Problem details: Read the records and gather each line that includes "files".

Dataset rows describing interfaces
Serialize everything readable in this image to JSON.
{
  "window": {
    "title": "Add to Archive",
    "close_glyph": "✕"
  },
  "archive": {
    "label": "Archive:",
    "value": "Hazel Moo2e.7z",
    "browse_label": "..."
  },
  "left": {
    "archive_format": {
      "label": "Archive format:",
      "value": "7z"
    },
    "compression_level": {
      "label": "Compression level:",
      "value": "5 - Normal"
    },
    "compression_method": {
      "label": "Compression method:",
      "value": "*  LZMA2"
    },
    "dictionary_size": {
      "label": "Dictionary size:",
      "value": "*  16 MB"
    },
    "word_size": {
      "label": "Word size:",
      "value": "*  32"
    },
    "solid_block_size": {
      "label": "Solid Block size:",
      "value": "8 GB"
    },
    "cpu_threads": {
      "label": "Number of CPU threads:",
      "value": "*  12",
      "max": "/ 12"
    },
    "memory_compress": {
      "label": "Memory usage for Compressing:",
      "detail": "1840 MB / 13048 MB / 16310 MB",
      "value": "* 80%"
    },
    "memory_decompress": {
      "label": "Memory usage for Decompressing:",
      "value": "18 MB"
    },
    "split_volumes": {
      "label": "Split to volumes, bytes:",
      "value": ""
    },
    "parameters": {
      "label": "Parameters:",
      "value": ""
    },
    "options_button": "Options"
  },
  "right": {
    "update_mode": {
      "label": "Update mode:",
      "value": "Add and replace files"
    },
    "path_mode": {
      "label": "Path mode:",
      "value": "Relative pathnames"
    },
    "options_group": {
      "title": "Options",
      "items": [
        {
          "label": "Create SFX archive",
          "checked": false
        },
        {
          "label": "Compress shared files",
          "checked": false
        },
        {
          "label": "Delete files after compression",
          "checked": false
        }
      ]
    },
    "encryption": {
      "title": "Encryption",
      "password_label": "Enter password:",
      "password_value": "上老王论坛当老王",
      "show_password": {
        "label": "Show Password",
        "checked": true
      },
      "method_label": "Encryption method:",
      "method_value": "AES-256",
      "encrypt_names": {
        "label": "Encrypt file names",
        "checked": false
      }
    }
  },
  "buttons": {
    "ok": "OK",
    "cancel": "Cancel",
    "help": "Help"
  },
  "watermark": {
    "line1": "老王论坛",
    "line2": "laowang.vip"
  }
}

Response:
      "value": "Add and replace files"
          "label": "Compress shared files",
          "label": "Delete files after compression",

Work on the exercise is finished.